Now that Communism is Dead my Life Feels Empty
Malthouse Theatre and Melbourne International Arts Festival
17 October 2006
Tower Theatre, CUB Malthouse
There is nothing like the almost orgasmic feeling of being in a theatre when an audience applauds a show. The applause for Now that Communism is Dead my Life Feels Empty was NOTHING like that.
I listen to what audience members have to say about a show. This wasn’t the exciting extreme “lets discuss it” reactions caused by other festival productions – this was confusion, boredom and resentment. A complete stranger turned to me at the end and said, “that was excruciating”.
Now that Communism is Dead my Life Feels Empty is Richard Foreman 48th play and was first presented by Ontological-Hysteric Theater in 2001. The Kitchen Sink production is an original interpretation of the text. I read reviews, learnt about Ontological, spoke to people who have seen Foreman’s theatre and even downloaded the script. It took a lot of research to even grasp what this production was meant to be about. It’s quite clear in the original. This Communism included visual references to Foreman, but didn’t appear to reflect, resemble or resepct the original work.
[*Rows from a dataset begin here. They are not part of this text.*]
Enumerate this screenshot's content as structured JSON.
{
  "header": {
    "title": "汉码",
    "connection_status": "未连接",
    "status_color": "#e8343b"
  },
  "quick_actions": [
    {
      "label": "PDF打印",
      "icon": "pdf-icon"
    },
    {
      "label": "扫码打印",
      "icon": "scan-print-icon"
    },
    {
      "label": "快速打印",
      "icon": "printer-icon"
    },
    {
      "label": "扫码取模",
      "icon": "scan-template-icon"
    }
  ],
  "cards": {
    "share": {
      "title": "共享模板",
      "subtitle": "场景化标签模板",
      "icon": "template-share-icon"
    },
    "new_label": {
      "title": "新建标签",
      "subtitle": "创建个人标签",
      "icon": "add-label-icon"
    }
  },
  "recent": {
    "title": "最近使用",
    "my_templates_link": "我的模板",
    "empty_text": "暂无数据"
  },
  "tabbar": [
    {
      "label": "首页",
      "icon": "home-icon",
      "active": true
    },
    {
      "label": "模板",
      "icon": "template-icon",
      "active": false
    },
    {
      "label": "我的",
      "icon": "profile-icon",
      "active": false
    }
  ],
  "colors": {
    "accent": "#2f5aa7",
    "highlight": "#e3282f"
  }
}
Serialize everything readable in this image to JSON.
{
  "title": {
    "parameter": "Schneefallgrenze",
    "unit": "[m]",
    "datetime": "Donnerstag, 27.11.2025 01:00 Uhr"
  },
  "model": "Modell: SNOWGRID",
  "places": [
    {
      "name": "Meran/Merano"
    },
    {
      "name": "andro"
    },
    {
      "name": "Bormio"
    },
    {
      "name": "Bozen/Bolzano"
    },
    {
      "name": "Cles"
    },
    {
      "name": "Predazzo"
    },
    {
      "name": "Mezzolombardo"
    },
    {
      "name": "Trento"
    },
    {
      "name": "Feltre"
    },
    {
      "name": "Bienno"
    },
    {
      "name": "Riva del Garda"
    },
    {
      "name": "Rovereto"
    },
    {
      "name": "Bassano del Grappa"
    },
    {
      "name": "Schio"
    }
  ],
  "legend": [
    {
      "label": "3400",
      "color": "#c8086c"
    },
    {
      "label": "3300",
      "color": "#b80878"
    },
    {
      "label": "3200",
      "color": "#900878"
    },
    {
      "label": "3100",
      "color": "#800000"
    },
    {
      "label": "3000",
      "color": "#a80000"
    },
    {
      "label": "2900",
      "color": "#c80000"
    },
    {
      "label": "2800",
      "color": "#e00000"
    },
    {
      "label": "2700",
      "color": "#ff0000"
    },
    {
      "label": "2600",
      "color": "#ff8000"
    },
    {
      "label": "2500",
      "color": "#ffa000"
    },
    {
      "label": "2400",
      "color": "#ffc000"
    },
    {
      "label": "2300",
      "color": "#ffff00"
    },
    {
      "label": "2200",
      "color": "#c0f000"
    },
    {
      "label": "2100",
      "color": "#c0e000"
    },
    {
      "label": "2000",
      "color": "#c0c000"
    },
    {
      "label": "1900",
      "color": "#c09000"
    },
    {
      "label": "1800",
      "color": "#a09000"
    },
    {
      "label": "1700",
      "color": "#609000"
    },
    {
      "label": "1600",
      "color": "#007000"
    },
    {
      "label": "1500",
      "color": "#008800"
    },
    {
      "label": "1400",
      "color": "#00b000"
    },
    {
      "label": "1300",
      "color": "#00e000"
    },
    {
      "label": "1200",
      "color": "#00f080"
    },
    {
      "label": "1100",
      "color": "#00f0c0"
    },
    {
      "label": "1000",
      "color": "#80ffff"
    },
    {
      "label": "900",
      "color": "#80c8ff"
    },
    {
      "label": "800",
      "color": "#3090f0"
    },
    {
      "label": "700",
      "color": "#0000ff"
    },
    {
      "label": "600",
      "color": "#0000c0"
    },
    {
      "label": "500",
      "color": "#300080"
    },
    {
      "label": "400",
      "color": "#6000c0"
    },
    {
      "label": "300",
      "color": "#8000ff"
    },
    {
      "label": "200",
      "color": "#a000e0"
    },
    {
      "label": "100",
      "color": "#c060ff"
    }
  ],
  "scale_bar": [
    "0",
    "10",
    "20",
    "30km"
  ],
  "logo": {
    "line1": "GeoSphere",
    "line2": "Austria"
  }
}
Forman is known for his complex composition, his “turbulent ocean of multiplicity”. Robert Wilson (I La Galigo MIAF 06) is also known for his multiplicity. In a public lecture last week, Wilson described a production as being like a hamburger. All the elements can have opposing and differing textures, shapes and tastes, but together they are gratifying and delicious. Communism was like unsatisfying snack made from the leftover, stale, rotting and cheap ingredients found in a student share house fridge. It was the equivilent of a suburban musical society performing I La Galigo.
The direction and design did not reflect the complexity and multiplicity of the text. Director Max Lyandvert has worked with Romeo Castelluci (Tragedia Endogonidia BR.#04 Brussels MIAF 06). Castelluci’s positive influence is recognizable in the visual aspects of the work. However, where the visual language of Tragedia was powerful and layered with multiple interpretations, the visual aspects of Communism were cluttered and confusing.
Foreman doesn’t write narrative theatre. It is meant to be disorienting and non-senesical in a stream of consciousness kind of way. It’s also meant to be funny, being promoted as a “side splitting” comedy. I sniggered three times (I like the text), but I was alone. It is very strange to be the ONLY person in a full theatre who finds something funny. One actor resorted to visual humour. The pig nose of a face pushed up against perspex is always funny. It didn’t even raise a snicker.
Ben Winspear and Gibson Nolte both “performed” very well and I would like to see them in different works. What didn’t work was their a semi-naturalistic style. Grabs of naturalism made the audience want to search for character and meaning, instead of enjoying the flow of the script.
I am certain that the director and cast understand and love Foreman and his theatre, but they failed to share this understanding with the audience. I can hear them now saying that confusion, misinterpretation and alienation is what they were aiming for. Nonetheless, I read the New York Times review of the original production. It said how the audience faces reflected in the plastic screen on the stage were all smiling. The faces this night were grimacing. What is the point of theatre if you fail to share your stage world with the people sitting out front?
This review originally appeared on AussieTheatre.com.